There’s even some evidence that quarantine can cause some people to feel traumatized. And the damaging effects on mental health might continue long after shelter-in-place restrictions have been lifted.
What does it mean to be traumatized?
People often throw around the word “traumatized” anytime they’re describing a hardship they endured. “I was traumatized when I fell down in front of everyone,” or “I was traumatized by my last boss.”
While those events may have been stressful, these types of hardships aren’t likely to cause actual trauma (at least not from a clinical perspective).
In the therapy world, the word “trauma” is used to describe an event that posed an extreme threat to someone’s physical or mental well-being. It can stem from abuse, life or death experiences, or prolonged exposure to distressing events.

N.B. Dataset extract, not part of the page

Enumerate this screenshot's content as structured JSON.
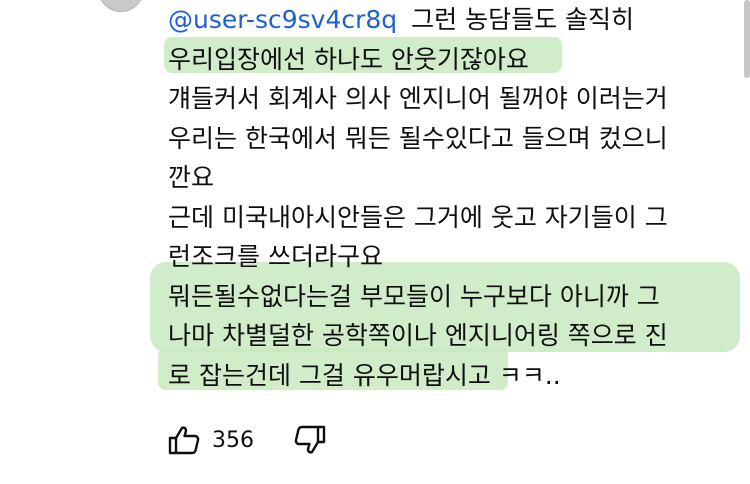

And while some individuals emerge from traumatic situations relatively unscathed, others are left traumatized – which we refer to as post-traumatic stress disorder (PTSD). Being in a serious car accident or being a victim of domestic violence, for example, may lead to PTSD.

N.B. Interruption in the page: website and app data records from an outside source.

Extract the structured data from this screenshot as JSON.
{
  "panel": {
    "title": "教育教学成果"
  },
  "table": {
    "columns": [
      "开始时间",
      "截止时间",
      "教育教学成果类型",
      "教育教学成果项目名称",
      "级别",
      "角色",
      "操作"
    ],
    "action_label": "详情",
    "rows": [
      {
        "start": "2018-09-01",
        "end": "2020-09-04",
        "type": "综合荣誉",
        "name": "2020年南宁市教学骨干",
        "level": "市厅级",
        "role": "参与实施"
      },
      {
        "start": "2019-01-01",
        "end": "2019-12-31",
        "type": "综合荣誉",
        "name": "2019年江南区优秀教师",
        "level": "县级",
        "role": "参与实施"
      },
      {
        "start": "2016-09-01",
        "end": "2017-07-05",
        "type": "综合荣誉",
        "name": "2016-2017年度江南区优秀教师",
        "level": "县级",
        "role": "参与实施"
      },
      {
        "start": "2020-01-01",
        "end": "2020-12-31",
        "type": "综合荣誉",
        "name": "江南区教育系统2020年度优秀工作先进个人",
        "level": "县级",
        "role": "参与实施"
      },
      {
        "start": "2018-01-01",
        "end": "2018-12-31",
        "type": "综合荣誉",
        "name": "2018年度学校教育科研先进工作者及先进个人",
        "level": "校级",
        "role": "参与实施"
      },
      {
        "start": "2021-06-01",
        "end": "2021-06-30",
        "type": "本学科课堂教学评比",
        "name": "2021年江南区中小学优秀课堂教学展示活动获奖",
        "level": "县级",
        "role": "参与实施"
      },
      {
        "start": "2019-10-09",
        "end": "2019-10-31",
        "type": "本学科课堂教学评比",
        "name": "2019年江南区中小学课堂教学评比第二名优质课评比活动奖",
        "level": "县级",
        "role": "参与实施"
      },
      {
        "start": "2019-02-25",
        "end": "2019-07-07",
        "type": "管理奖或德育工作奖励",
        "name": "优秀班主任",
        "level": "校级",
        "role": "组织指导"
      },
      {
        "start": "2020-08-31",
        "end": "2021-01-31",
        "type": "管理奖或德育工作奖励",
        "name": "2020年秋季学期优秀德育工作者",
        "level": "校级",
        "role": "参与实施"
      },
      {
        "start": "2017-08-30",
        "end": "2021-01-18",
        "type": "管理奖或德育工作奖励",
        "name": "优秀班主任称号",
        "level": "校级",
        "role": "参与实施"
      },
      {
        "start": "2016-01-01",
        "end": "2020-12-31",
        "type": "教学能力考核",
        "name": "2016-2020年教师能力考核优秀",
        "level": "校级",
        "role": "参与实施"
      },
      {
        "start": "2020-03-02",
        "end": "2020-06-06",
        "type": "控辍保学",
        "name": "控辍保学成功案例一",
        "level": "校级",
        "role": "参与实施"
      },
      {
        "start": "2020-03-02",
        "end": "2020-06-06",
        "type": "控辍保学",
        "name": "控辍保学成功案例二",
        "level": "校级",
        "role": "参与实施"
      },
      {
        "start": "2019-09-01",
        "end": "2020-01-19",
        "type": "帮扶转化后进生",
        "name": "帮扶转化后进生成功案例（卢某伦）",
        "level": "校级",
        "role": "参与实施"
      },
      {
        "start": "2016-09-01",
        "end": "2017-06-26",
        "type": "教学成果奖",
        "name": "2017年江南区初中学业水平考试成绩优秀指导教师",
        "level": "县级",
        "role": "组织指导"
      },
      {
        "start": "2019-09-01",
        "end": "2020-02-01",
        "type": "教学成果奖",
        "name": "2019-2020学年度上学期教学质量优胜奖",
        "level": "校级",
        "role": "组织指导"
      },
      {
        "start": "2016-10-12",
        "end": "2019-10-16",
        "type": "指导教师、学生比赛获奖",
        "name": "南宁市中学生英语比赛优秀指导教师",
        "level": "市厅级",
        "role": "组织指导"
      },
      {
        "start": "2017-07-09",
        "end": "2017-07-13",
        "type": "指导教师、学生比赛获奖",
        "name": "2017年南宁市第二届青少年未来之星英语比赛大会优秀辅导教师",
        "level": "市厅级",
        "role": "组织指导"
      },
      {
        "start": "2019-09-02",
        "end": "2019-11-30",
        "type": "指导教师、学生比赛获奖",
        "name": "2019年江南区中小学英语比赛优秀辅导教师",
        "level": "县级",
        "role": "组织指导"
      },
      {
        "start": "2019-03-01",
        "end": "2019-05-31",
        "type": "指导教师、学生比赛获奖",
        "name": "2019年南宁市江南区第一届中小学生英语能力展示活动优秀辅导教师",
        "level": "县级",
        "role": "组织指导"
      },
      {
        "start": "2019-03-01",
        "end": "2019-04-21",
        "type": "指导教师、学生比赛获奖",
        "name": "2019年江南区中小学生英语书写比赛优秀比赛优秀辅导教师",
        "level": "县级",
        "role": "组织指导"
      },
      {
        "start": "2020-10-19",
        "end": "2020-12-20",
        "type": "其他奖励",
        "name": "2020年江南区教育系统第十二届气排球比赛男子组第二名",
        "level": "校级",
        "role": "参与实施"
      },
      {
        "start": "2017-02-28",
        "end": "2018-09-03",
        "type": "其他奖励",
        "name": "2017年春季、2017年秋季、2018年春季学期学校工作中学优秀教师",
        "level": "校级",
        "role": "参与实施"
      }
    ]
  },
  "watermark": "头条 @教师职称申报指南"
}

Quarantine and PTSD
Researchers in China have been studying the impact quarantine has had on mental health. They found a staggering 96% of individuals who were discharged from quarantine facilities experienced symptoms of PTSD.
Of course, it’s important to note that they weren’t referring to people who were self-quarantining at home. They were studying those who were discharged from quarantine facilities – temporary hospitals built to treat individuals testing positive for COVID-19.
So these people were separated from all their loved ones. They only had contact with healthcare workers. And they were also diagnosed with COVID-19, which likely increased the risk of being traumatized.
But there is still some more evidence that self-quarantine could also leave people traumatized. Studies that have examined how quarantine impacted mental health during previous pandemics have found an increased risk of PTSD. A study in Toronto, Canada, during the SARS outbreak, found that 29% of individuals who were quarantined exhibited PTSD.
Longer durations of quarantine and exposure to individuals who had SARS increased the risk of being traumatized.
Signs that you may be traumatized
It’s possible that quarantine could leave you feeling traumatized depending on the conditions you experienced. If you were alone and feared for your life, or you feared for a loved one in a nursing home, you might be at risk of having PTSD.
Here are the things you might experience from being traumatized:
- Disturbing thoughts and feelings related to an event
- Feelings of detachment or estrangement
- Avoidance of anything that stirs up memories of a traumatic event
How to get help
If you are experiencing signs that you might be traumatized (or you’re concerned about your mental health), then seek professional help. Talk therapy can help reduce your symptoms and improve your psychological well-being.
Business Insider Emails & Alerts
Site highlights each day to your inbox.